Many of the songs I still love and go back to for some nostalgic comfort are by Vardis.
“M’agapouses” (You loved me once) featuring a very young Dimitra Galani.
“Ah Agapi” (Oh Love) with the velvety voice of Yiannis Parios.
“Thalasses” (Oceans) with the commanding interpretation of one of Greece’s finest performers, Ilias Klonaridis, who stopped appearances early in his career (sadly for us).
The upbeat “Thelo Na M’agapas” (I Want you to Love Me) with 60s-70s troubadour Yiannis Poulopoulos.
Rock star Vassilis Papakonstantinou sings “Fevgoun Karavia ston Yialo” (Ships sailing away).
And the wonderfully fresh “Kato ap’ tin Klimataria” (Under the Vine) featuring Dalaras in a song Diaspora Greeks loved as it reminded them of Greece.
Despite composing ballads for the most part, Vardis had a soft spot for the laiko genre. Somehow he would always manage behind the modern pop-rock façade to squeeze in that laiko feel. One such song is “Stin Ellas tou 2000” (Greece of the Year 2000). In one of his rarest appearances, the great Stelios Kazantzidis teams up with balladeers Haris and Panos Katsimicha and Vardis bringing together popular and laiko in verse, music and interpretation.
The song’s final verse, by Sarantis Alivizatos, is foretelling of Greece’s eternal woes.
“[Greece] Tell me what will become of you now.
Now that you’ve ended up serving them.
Dance in the nightclubs (“skyladika” are popular nightclubs usually featuring what is considered a ‘low-standard’ of music )
You travel the night
Desperately seeking an identity”
I believe that when an artist like Vardis passes on, we should not mourn. Instead we should be grateful because we were blessed to have been touched by his song.

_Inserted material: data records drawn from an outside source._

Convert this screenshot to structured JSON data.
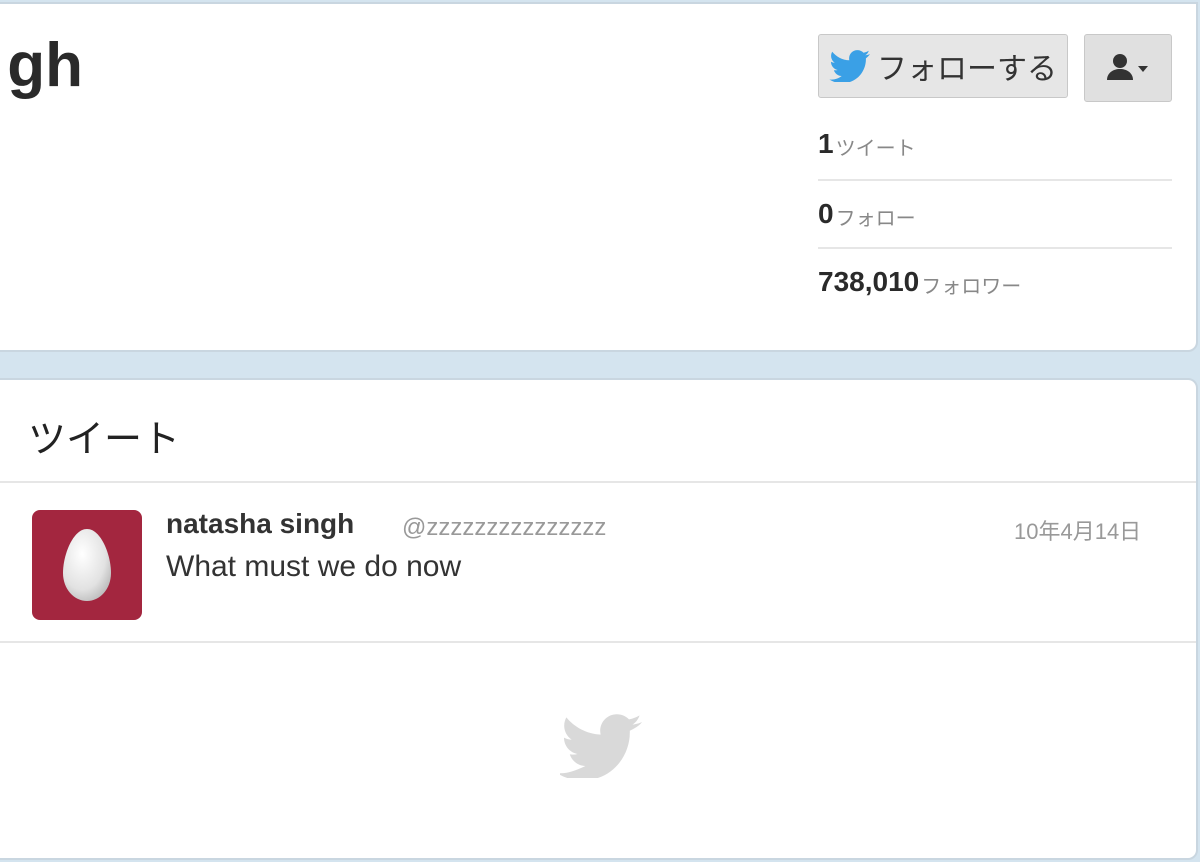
{
  "profile": {
    "name_fragment": "gh"
  },
  "actions": {
    "follow_label": "フォローする",
    "twitter_blue": "#3aa0e6"
  },
  "stats": [
    {
      "value": "1",
      "label": "ツイート"
    },
    {
      "value": "0",
      "label": "フォロー"
    },
    {
      "value": "738,010",
      "label": "フォロワー"
    }
  ],
  "tweets": {
    "heading": "ツイート",
    "items": [
      {
        "name": "natasha singh",
        "handle": "@zzzzzzzzzzzzzzz",
        "date": "10年4月14日",
        "text": "What must we do now",
        "avatar_color": "#a3263f"
      }
    ]
  },
  "icons": {
    "follow": "twitter-bird-icon",
    "user_menu": "user-dropdown-icon",
    "footer": "twitter-bird-icon"
  }
}
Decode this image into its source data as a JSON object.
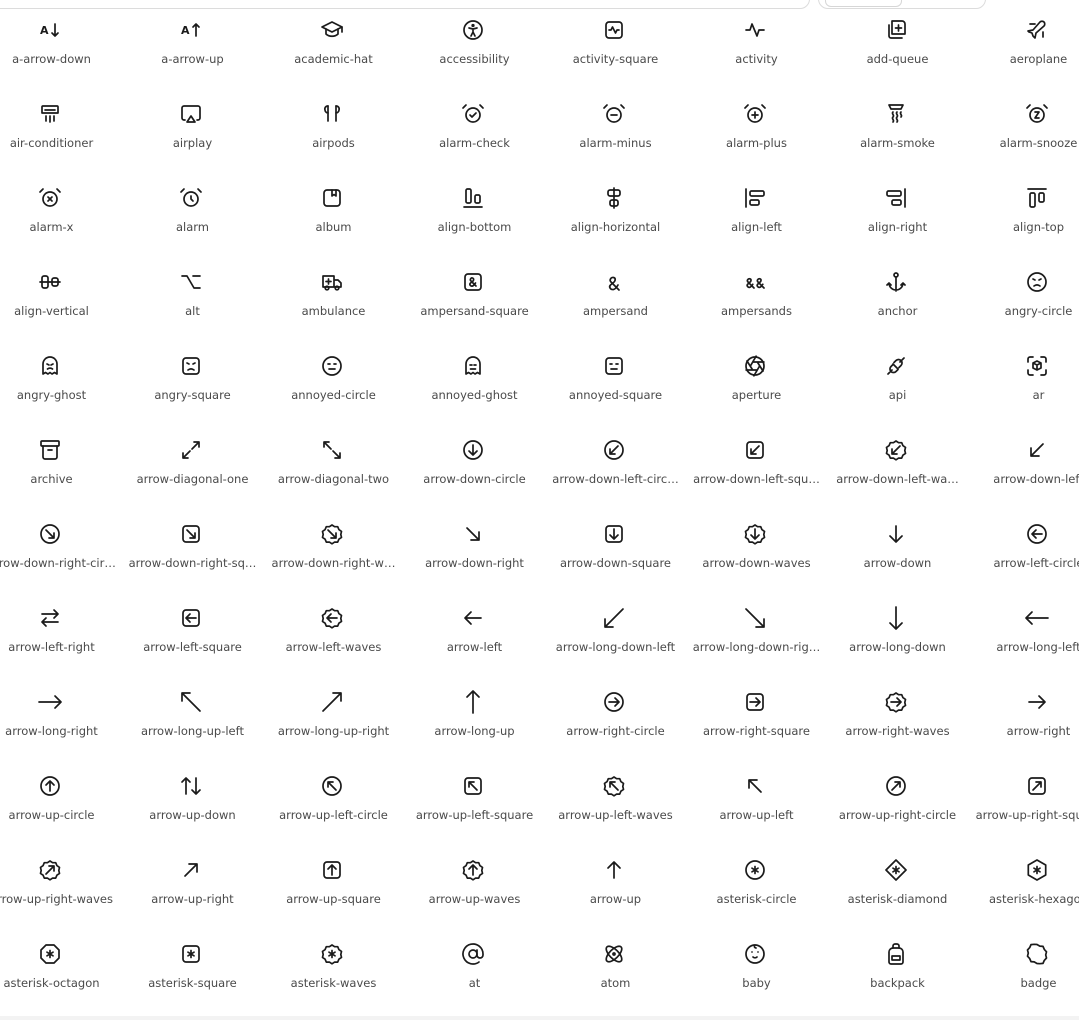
{
  "colors": {
    "icon": "#1b1b1b",
    "label": "#4a4a4a",
    "border": "#dcdcdc",
    "background": "#ffffff"
  },
  "icons": [
    {
      "name": "a-arrow-down",
      "label": "a-arrow-down",
      "glyph": "text-down"
    },
    {
      "name": "a-arrow-up",
      "label": "a-arrow-up",
      "glyph": "text-up"
    },
    {
      "name": "academic-hat",
      "label": "academic-hat",
      "glyph": "hat"
    },
    {
      "name": "accessibility",
      "label": "accessibility",
      "glyph": "accessibility"
    },
    {
      "name": "activity-square",
      "label": "activity-square",
      "glyph": "activity-square"
    },
    {
      "name": "activity",
      "label": "activity",
      "glyph": "activity"
    },
    {
      "name": "add-queue",
      "label": "add-queue",
      "glyph": "add-queue"
    },
    {
      "name": "aeroplane",
      "label": "aeroplane",
      "glyph": "plane"
    },
    {
      "name": "air-conditioner",
      "label": "air-conditioner",
      "glyph": "aircon"
    },
    {
      "name": "airplay",
      "label": "airplay",
      "glyph": "airplay"
    },
    {
      "name": "airpods",
      "label": "airpods",
      "glyph": "airpods"
    },
    {
      "name": "alarm-check",
      "label": "alarm-check",
      "glyph": "alarm-check"
    },
    {
      "name": "alarm-minus",
      "label": "alarm-minus",
      "glyph": "alarm-minus"
    },
    {
      "name": "alarm-plus",
      "label": "alarm-plus",
      "glyph": "alarm-plus"
    },
    {
      "name": "alarm-smoke",
      "label": "alarm-smoke",
      "glyph": "alarm-smoke"
    },
    {
      "name": "alarm-snooze",
      "label": "alarm-snooze",
      "glyph": "alarm-snooze"
    },
    {
      "name": "alarm-x",
      "label": "alarm-x",
      "glyph": "alarm-x"
    },
    {
      "name": "alarm",
      "label": "alarm",
      "glyph": "alarm"
    },
    {
      "name": "album",
      "label": "album",
      "glyph": "album"
    },
    {
      "name": "align-bottom",
      "label": "align-bottom",
      "glyph": "align-bottom"
    },
    {
      "name": "align-horizontal",
      "label": "align-horizontal",
      "glyph": "align-horizontal"
    },
    {
      "name": "align-left",
      "label": "align-left",
      "glyph": "align-left"
    },
    {
      "name": "align-right",
      "label": "align-right",
      "glyph": "align-right"
    },
    {
      "name": "align-top",
      "label": "align-top",
      "glyph": "align-top"
    },
    {
      "name": "align-vertical",
      "label": "align-vertical",
      "glyph": "align-vertical"
    },
    {
      "name": "alt",
      "label": "alt",
      "glyph": "alt"
    },
    {
      "name": "ambulance",
      "label": "ambulance",
      "glyph": "ambulance"
    },
    {
      "name": "ampersand-square",
      "label": "ampersand-square",
      "glyph": "amp-square"
    },
    {
      "name": "ampersand",
      "label": "ampersand",
      "glyph": "amp"
    },
    {
      "name": "ampersands",
      "label": "ampersands",
      "glyph": "amps"
    },
    {
      "name": "anchor",
      "label": "anchor",
      "glyph": "anchor"
    },
    {
      "name": "angry-circle",
      "label": "angry-circle",
      "glyph": "angry-circle"
    },
    {
      "name": "angry-ghost",
      "label": "angry-ghost",
      "glyph": "angry-ghost"
    },
    {
      "name": "angry-square",
      "label": "angry-square",
      "glyph": "angry-square"
    },
    {
      "name": "annoyed-circle",
      "label": "annoyed-circle",
      "glyph": "annoyed-circle"
    },
    {
      "name": "annoyed-ghost",
      "label": "annoyed-ghost",
      "glyph": "annoyed-ghost"
    },
    {
      "name": "annoyed-square",
      "label": "annoyed-square",
      "glyph": "annoyed-square"
    },
    {
      "name": "aperture",
      "label": "aperture",
      "glyph": "aperture"
    },
    {
      "name": "api",
      "label": "api",
      "glyph": "api"
    },
    {
      "name": "ar",
      "label": "ar",
      "glyph": "ar"
    },
    {
      "name": "archive",
      "label": "archive",
      "glyph": "archive"
    },
    {
      "name": "arrow-diagonal-one",
      "label": "arrow-diagonal-one",
      "glyph": "diag-one"
    },
    {
      "name": "arrow-diagonal-two",
      "label": "arrow-diagonal-two",
      "glyph": "diag-two"
    },
    {
      "name": "arrow-down-circle",
      "label": "arrow-down-circle",
      "glyph": "circle-down"
    },
    {
      "name": "arrow-down-left-circle",
      "label": "arrow-down-left-circ…",
      "glyph": "circle-down-left"
    },
    {
      "name": "arrow-down-left-square",
      "label": "arrow-down-left-squ…",
      "glyph": "square-down-left"
    },
    {
      "name": "arrow-down-left-waves",
      "label": "arrow-down-left-wa…",
      "glyph": "waves-down-left"
    },
    {
      "name": "arrow-down-left",
      "label": "arrow-down-left",
      "glyph": "down-left"
    },
    {
      "name": "arrow-down-right-circle",
      "label": "arrow-down-right-cir…",
      "glyph": "circle-down-right"
    },
    {
      "name": "arrow-down-right-square",
      "label": "arrow-down-right-sq…",
      "glyph": "square-down-right"
    },
    {
      "name": "arrow-down-right-waves",
      "label": "arrow-down-right-w…",
      "glyph": "waves-down-right"
    },
    {
      "name": "arrow-down-right",
      "label": "arrow-down-right",
      "glyph": "down-right"
    },
    {
      "name": "arrow-down-square",
      "label": "arrow-down-square",
      "glyph": "square-down"
    },
    {
      "name": "arrow-down-waves",
      "label": "arrow-down-waves",
      "glyph": "waves-down"
    },
    {
      "name": "arrow-down",
      "label": "arrow-down",
      "glyph": "down"
    },
    {
      "name": "arrow-left-circle",
      "label": "arrow-left-circle",
      "glyph": "circle-left"
    },
    {
      "name": "arrow-left-right",
      "label": "arrow-left-right",
      "glyph": "left-right"
    },
    {
      "name": "arrow-left-square",
      "label": "arrow-left-square",
      "glyph": "square-left"
    },
    {
      "name": "arrow-left-waves",
      "label": "arrow-left-waves",
      "glyph": "waves-left"
    },
    {
      "name": "arrow-left",
      "label": "arrow-left",
      "glyph": "left"
    },
    {
      "name": "arrow-long-down-left",
      "label": "arrow-long-down-left",
      "glyph": "long-down-left"
    },
    {
      "name": "arrow-long-down-right",
      "label": "arrow-long-down-rig…",
      "glyph": "long-down-right"
    },
    {
      "name": "arrow-long-down",
      "label": "arrow-long-down",
      "glyph": "long-down"
    },
    {
      "name": "arrow-long-left",
      "label": "arrow-long-left",
      "glyph": "long-left"
    },
    {
      "name": "arrow-long-right",
      "label": "arrow-long-right",
      "glyph": "long-right"
    },
    {
      "name": "arrow-long-up-left",
      "label": "arrow-long-up-left",
      "glyph": "long-up-left"
    },
    {
      "name": "arrow-long-up-right",
      "label": "arrow-long-up-right",
      "glyph": "long-up-right"
    },
    {
      "name": "arrow-long-up",
      "label": "arrow-long-up",
      "glyph": "long-up"
    },
    {
      "name": "arrow-right-circle",
      "label": "arrow-right-circle",
      "glyph": "circle-right"
    },
    {
      "name": "arrow-right-square",
      "label": "arrow-right-square",
      "glyph": "square-right"
    },
    {
      "name": "arrow-right-waves",
      "label": "arrow-right-waves",
      "glyph": "waves-right"
    },
    {
      "name": "arrow-right",
      "label": "arrow-right",
      "glyph": "right"
    },
    {
      "name": "arrow-up-circle",
      "label": "arrow-up-circle",
      "glyph": "circle-up"
    },
    {
      "name": "arrow-up-down",
      "label": "arrow-up-down",
      "glyph": "up-down"
    },
    {
      "name": "arrow-up-left-circle",
      "label": "arrow-up-left-circle",
      "glyph": "circle-up-left"
    },
    {
      "name": "arrow-up-left-square",
      "label": "arrow-up-left-square",
      "glyph": "square-up-left"
    },
    {
      "name": "arrow-up-left-waves",
      "label": "arrow-up-left-waves",
      "glyph": "waves-up-left"
    },
    {
      "name": "arrow-up-left",
      "label": "arrow-up-left",
      "glyph": "up-left"
    },
    {
      "name": "arrow-up-right-circle",
      "label": "arrow-up-right-circle",
      "glyph": "circle-up-right"
    },
    {
      "name": "arrow-up-right-square",
      "label": "arrow-up-right-square",
      "glyph": "square-up-right"
    },
    {
      "name": "arrow-up-right-waves",
      "label": "arrow-up-right-waves",
      "glyph": "waves-up-right"
    },
    {
      "name": "arrow-up-right",
      "label": "arrow-up-right",
      "glyph": "up-right"
    },
    {
      "name": "arrow-up-square",
      "label": "arrow-up-square",
      "glyph": "square-up"
    },
    {
      "name": "arrow-up-waves",
      "label": "arrow-up-waves",
      "glyph": "waves-up"
    },
    {
      "name": "arrow-up",
      "label": "arrow-up",
      "glyph": "up"
    },
    {
      "name": "asterisk-circle",
      "label": "asterisk-circle",
      "glyph": "ast-circle"
    },
    {
      "name": "asterisk-diamond",
      "label": "asterisk-diamond",
      "glyph": "ast-diamond"
    },
    {
      "name": "asterisk-hexagon",
      "label": "asterisk-hexagon",
      "glyph": "ast-hexagon"
    },
    {
      "name": "asterisk-octagon",
      "label": "asterisk-octagon",
      "glyph": "ast-octagon"
    },
    {
      "name": "asterisk-square",
      "label": "asterisk-square",
      "glyph": "ast-square"
    },
    {
      "name": "asterisk-waves",
      "label": "asterisk-waves",
      "glyph": "ast-waves"
    },
    {
      "name": "at",
      "label": "at",
      "glyph": "at"
    },
    {
      "name": "atom",
      "label": "atom",
      "glyph": "atom"
    },
    {
      "name": "baby",
      "label": "baby",
      "glyph": "baby"
    },
    {
      "name": "backpack",
      "label": "backpack",
      "glyph": "backpack"
    },
    {
      "name": "badge",
      "label": "badge",
      "glyph": "badge"
    }
  ]
}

Here, Vardis interpreting “Fevgo” – his trademark work.